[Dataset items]
%%

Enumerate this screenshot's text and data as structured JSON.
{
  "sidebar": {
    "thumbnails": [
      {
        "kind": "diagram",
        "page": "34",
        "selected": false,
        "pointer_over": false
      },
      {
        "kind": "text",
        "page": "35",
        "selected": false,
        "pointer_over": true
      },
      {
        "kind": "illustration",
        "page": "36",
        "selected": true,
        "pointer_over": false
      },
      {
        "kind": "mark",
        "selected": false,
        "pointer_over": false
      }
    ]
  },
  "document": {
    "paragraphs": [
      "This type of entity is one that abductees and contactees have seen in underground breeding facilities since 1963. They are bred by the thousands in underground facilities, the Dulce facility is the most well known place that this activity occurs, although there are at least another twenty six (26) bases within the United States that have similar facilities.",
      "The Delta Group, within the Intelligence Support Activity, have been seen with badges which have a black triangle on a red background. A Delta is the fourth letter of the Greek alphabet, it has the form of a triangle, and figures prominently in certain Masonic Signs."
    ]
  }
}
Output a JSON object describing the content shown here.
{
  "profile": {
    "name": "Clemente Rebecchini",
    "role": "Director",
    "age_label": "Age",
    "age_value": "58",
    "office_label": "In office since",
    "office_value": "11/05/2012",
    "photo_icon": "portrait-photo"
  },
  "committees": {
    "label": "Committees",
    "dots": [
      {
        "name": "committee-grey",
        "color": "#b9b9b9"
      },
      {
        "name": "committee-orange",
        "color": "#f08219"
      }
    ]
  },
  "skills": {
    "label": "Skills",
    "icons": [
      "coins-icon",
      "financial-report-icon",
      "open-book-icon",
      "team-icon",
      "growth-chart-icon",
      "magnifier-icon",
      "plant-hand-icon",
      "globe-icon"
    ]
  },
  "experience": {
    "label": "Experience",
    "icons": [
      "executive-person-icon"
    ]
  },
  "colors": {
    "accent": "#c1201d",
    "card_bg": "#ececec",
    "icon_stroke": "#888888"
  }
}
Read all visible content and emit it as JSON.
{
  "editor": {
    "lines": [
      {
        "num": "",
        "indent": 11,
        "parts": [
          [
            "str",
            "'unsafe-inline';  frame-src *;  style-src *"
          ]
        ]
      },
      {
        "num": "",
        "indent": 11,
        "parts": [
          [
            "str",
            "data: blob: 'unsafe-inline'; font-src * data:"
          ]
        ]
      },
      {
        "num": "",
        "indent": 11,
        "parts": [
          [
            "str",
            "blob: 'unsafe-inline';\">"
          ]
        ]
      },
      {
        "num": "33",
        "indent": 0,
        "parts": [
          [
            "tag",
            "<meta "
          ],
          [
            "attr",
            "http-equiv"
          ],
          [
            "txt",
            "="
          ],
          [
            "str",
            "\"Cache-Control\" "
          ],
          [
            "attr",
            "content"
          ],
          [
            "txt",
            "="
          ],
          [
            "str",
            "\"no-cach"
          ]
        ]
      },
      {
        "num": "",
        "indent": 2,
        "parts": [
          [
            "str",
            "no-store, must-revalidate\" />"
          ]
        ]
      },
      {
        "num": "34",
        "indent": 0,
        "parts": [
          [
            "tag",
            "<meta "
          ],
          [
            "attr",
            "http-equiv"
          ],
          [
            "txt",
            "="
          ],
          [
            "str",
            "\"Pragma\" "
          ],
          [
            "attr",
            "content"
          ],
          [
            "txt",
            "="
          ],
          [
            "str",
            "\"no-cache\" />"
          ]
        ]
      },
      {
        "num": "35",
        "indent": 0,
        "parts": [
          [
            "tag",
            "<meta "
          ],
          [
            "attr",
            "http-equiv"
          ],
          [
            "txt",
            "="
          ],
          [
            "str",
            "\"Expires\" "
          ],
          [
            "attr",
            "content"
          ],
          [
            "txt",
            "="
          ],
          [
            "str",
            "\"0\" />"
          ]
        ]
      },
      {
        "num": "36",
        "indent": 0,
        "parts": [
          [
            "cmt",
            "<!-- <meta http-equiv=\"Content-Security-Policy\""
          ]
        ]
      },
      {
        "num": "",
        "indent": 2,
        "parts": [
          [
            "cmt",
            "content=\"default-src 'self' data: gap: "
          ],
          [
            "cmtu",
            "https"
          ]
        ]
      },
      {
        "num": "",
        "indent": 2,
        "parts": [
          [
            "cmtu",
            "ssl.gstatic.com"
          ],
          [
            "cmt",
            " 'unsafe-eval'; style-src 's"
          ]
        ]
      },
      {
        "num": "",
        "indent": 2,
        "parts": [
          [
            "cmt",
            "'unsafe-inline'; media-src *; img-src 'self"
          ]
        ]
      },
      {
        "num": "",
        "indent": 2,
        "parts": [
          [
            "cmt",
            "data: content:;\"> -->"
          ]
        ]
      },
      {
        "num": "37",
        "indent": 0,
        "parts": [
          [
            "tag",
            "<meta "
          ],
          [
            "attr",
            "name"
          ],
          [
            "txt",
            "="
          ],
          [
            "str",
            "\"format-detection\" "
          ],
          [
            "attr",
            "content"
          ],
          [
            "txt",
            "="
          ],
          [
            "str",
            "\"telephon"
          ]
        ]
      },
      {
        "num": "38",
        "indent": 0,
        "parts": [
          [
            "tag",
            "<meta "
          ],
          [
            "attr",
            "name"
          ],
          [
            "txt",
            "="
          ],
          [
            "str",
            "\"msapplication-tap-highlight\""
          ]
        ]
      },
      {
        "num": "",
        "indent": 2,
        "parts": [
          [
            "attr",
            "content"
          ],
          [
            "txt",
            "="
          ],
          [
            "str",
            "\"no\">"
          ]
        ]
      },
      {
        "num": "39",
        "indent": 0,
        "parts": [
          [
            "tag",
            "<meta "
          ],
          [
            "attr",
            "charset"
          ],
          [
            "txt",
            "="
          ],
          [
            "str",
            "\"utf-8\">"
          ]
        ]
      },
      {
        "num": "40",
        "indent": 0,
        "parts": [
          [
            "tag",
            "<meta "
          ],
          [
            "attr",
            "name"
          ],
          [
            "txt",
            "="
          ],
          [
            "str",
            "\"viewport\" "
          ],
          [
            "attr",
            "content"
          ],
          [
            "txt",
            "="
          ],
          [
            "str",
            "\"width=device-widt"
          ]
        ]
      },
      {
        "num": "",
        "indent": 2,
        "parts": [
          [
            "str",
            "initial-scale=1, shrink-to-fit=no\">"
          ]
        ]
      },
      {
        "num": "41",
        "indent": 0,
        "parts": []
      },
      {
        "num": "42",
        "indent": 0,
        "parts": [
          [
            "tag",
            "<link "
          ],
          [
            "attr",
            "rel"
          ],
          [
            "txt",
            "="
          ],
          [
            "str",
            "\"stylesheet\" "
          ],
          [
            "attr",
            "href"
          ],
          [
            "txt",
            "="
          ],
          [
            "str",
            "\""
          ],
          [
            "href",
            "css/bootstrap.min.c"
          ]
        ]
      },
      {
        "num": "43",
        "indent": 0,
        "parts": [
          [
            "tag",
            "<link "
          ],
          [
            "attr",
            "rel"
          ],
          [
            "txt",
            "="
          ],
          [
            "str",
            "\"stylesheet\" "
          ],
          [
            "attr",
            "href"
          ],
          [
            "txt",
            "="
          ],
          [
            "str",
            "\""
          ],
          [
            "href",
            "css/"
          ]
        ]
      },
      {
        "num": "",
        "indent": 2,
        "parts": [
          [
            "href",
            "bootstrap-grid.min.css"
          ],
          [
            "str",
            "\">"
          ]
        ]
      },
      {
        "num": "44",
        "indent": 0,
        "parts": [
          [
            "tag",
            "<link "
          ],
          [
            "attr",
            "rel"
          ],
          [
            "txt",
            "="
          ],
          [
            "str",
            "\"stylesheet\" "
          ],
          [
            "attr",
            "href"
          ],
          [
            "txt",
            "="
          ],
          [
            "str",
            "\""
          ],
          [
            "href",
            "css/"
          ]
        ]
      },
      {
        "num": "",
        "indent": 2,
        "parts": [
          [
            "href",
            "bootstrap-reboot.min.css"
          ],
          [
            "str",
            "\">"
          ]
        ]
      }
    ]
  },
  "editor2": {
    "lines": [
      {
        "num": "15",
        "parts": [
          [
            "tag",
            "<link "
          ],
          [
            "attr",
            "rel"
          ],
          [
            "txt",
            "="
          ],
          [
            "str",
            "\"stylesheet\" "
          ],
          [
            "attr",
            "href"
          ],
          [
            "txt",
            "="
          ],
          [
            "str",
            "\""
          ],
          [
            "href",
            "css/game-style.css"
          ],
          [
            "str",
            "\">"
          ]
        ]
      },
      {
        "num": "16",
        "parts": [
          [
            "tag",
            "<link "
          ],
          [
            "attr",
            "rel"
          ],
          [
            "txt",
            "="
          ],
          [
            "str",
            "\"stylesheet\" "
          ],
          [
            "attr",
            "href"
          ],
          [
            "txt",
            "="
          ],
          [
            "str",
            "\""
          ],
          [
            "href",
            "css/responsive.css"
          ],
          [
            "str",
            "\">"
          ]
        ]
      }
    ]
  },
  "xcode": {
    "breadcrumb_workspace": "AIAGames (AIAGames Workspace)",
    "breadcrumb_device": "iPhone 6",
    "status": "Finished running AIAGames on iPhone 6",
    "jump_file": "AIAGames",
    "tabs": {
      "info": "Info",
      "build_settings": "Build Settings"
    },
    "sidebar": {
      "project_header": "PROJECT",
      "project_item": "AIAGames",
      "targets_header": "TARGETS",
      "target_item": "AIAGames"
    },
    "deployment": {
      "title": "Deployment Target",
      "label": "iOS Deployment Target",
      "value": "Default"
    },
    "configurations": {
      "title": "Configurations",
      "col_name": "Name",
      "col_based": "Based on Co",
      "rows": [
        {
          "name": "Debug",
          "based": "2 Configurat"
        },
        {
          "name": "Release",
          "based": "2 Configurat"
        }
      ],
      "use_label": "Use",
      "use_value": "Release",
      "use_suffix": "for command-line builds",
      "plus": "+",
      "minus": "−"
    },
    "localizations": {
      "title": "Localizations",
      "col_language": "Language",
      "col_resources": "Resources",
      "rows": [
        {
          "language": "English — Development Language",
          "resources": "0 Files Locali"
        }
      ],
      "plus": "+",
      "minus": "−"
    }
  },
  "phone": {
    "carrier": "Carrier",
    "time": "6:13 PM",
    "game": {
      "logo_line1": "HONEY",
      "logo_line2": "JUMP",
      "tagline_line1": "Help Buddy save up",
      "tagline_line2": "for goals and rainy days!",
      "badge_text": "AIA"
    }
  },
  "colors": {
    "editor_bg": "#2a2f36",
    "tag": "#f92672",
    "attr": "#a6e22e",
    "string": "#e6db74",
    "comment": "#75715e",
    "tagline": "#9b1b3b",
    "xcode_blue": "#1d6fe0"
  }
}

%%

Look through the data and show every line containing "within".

▸ Task result
      "This type of entity is one that abductees and contactees have seen in underground breeding facilities since 1963. They are bred by the thousands in underground facilities, the Dulce facility is the most well known place that this activity occurs, although there are at least another twenty six (26) bases within the United States that have similar facilities.",
      "The Delta Group, within the Intelligence Support Activity, have been seen with badges which have a black triangle on a red background. A Delta is the fourth letter of the Greek alphabet, it has the form of a triangle, and figures prominently in certain Masonic Signs."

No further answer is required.